WHAT TO DO: If a line in the listing below includes the word "balance", pick it out.

EXTRACTED MATERIAL:
###
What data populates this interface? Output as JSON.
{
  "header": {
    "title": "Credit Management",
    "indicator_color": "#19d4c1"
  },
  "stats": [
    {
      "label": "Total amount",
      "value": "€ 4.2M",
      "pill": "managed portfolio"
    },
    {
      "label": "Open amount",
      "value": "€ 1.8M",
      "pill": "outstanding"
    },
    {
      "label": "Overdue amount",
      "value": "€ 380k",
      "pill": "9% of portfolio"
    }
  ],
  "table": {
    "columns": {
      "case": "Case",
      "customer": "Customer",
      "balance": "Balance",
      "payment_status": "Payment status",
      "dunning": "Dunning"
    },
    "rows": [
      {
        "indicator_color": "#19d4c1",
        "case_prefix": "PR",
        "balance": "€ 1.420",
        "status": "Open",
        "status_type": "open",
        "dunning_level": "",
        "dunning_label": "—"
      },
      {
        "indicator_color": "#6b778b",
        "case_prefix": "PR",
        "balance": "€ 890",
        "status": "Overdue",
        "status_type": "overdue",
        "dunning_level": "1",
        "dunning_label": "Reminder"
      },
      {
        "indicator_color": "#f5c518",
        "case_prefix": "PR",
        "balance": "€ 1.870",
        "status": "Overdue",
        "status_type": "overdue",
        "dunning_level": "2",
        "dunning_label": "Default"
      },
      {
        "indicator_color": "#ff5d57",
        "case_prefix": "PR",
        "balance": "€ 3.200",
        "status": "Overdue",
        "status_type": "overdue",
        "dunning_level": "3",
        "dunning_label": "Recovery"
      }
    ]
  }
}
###
TASK RESPONSE:
      "balance": "Balance",
        "balance": "€ 1.420",
        "balance": "€ 890",
        "balance": "€ 1.870",
        "balance": "€ 3.200",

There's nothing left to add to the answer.